Spreading out

Despite the students’ best efforts, Christians hungry for a taste of revival – and some perhaps keener to fuel their own ministries – continued to arrive. As queues outside the auditorium got longer, the feeling of the movement began to shift. 

A fortnight in, the town of Wilmore – population just 6,000 – was bursting at the seams. There were no hotel rooms for miles around and barely enough food to feed the estimated 50,000 people who had flocked to Asbury. 

As a result, the university decided to wind down the non-stop worship services after the long-planned Collegiate Day of Prayer. Revival hunters were urged to carry the flame from Asbury back to their own communities. “Jesus calls us to go out. So now that we have come in and received [an] amazing filling up, it’s truly time to go out and share the gospel, and carry the light and fire into our local communities,” said one Asbury official. 

Elliff said he had already seen signs this was starting to happen – within days there had been reports from dozens of other university campuses of students gathering for hours upon hours to worship God. A fellow church leader from Mississippi said that at the first Sunday church service after the Asbury Revival kicked off, 106 people came to Christ and were baptised. In Texas, another pastor friend held nightly worship services for a week, which culminated in 60 people being saved on the Sunday. “I am cautiously but expectantly hopeful that this will explode, and that we will see the next Great Awakening,” he said. 


John Maiden, a professor of church history at the Open University, said the Asbury revival was particularly distinctive compared to recent outpourings, such as the 2008 Lakeland Revival in Florida or the 1990s’ Toronto Blessing. Both centred on charismatic individuals, featuring more intense worship music and ‘showmanship’ on the stage, he explained. 

In contrast, the low-key nature of Asbury harked back to earlier forms of revivalism. During the 18th century, when Methodism exploded into life, revivals were marked by spontaneous worship, preaching and charismatic phenomena such as speaking in tongues, rather than orchestrated services. 

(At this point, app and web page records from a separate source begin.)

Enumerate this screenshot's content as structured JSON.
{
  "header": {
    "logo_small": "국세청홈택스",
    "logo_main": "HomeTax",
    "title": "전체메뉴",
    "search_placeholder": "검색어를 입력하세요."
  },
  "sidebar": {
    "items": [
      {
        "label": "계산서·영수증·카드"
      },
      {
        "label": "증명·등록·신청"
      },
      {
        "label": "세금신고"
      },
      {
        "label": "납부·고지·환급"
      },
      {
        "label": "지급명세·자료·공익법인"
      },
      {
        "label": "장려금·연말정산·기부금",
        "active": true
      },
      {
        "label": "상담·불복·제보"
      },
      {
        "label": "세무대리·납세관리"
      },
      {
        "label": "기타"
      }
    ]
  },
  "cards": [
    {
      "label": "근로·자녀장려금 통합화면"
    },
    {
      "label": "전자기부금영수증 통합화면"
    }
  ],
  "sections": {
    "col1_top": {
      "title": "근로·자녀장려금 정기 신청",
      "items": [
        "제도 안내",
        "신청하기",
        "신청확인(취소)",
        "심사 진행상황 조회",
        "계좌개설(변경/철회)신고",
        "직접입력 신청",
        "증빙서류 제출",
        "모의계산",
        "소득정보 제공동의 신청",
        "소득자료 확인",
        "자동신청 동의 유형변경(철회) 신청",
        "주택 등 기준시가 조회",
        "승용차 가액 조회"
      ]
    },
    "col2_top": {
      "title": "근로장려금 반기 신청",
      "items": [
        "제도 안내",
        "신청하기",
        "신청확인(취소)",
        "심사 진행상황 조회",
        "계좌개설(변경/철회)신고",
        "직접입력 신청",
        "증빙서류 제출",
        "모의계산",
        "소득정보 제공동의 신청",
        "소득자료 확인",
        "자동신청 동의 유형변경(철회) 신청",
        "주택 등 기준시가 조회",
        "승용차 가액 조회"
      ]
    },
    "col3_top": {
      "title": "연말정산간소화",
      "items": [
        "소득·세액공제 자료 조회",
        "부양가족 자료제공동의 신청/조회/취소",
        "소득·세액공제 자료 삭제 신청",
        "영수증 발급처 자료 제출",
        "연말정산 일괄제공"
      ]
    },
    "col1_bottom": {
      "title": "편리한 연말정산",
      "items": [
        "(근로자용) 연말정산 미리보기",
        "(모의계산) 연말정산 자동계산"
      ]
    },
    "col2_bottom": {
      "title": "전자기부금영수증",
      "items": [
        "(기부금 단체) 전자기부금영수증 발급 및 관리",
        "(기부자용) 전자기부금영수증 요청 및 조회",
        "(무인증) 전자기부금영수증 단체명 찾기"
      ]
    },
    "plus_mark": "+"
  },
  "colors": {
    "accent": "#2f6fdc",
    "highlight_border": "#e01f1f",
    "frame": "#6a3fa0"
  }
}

But Asbury was mainstream in how it was mediated using technology. Revivals have long spread through the communication channel of the day, Maiden explained; first printed text, then radio in the 1920s, television in the 1950s and cassette tapes during the Charismatic Renewal in subsequent decades. Maybe Asbury will go down in history not just as the first Gen-Z revival, but also the first social media one. 

“A common feature of these revivals is that it is often a response to a sense of perceived crisis,” Maiden added. In previous generations, that may have been the Cold War, or the growth of secularisation. Perhaps Asbury students were responding to the fallout of Covid-19, which has resulted in record levels of anxiety and mental health struggles. “The desire to experience God’s presence is, in some ways, a response to the struggles that so many young people have today,” Maiden suggested. Its leaderless structure might also be a subtle pushback against the wave of abuse scandals among church leaders in recent years too.  

Cynics and sceptics have accused Asbury students of getting carried away with their emotions, Tate said, but she had little time for this particular critique. “Were students emotional at Asbury? Absolutely. Should they be, when your heart is touched by the gospel in a radical way? I would say: ‘Absolutely!’” People are emotional beings, she added, and it was better to bring those emotions to Jesus than let them out at a bar or football game. “It is more scary and more threatening to the reality of the gospel when someone is unemotional when Jesus shows up, than when they are.”  

For full coverage of the Asbury Revival, including first hand accounts from Vineyard UK’s Debby Wright and 24-7 Prayer’s Josh Green, see

To hear students from Asbury University discuss their experiences at the revival, download The Profile podcast